Angola’s high growth rate in recent years was driven by high international prices for its oil. Angola became a member of OPEC in late 2006 and in late 2007 was assigned a production quota of 1.9 million barrels a day (bbl/day), somewhat less than the 2-2.5 million bbl/day Angola’s government had wanted. Oil production and its supporting activities contribute about 85% of GDP in 2012.
Commodities in China
At present, the commodities markets in China are still in a development stage, with only a few exchanges in China trading in a small group of commodities. In the next few years, the Chinese government will gradually allow more commodities products to be traded in China along with various related derivatives. The demand for commodity futures as hedging tools has been on the rise as the Chinese economy continues to advance at a brisk pace. The country is now one of the largest producers and consumers of a wide range of commodities, including oil, steel, copper, corn, wheat and soybean. To diversify their product ranges, the nation's three commodity futures exchanges are doing research to introduce new contracts.
Commodities in Brazil
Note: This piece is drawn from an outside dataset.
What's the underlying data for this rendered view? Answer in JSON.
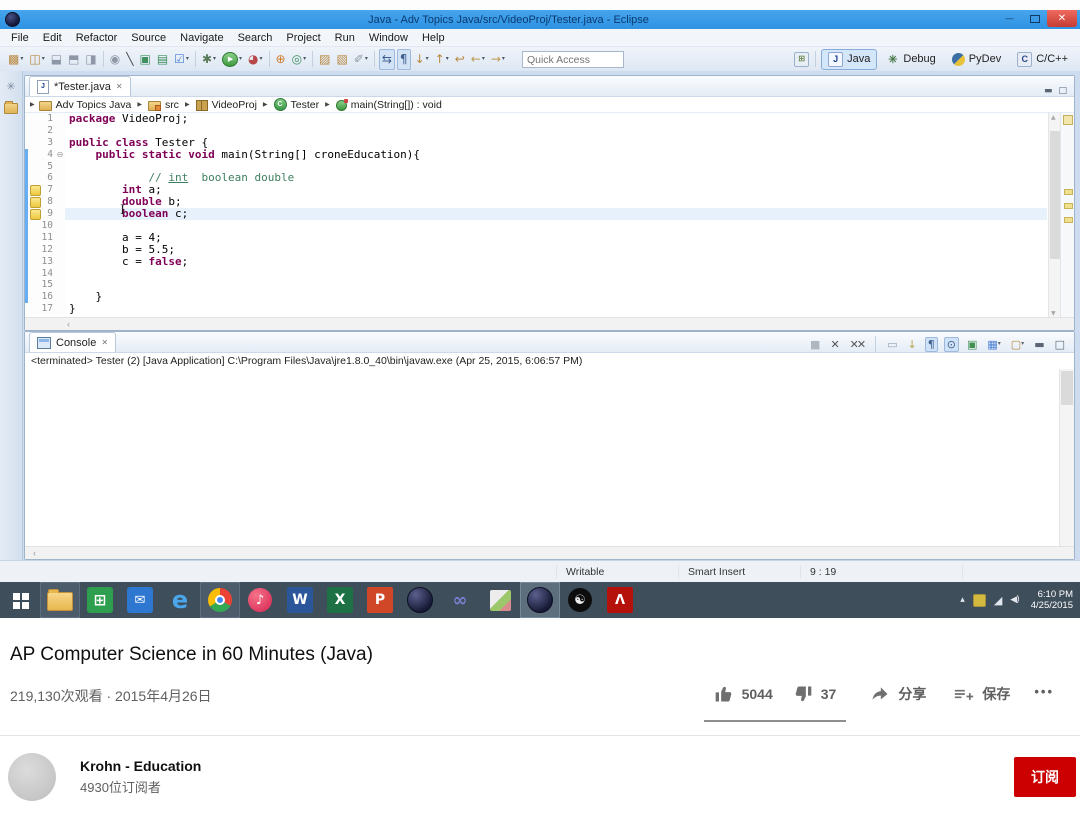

Brazil has become a major player in commodities during the last couple decades. The country is a major producer of coffee, soybeans, corn, sugar, and orange juice. The rapid increase in agriculture production in the last few decades from Brazil has probably prevented massive shortages to world inventories.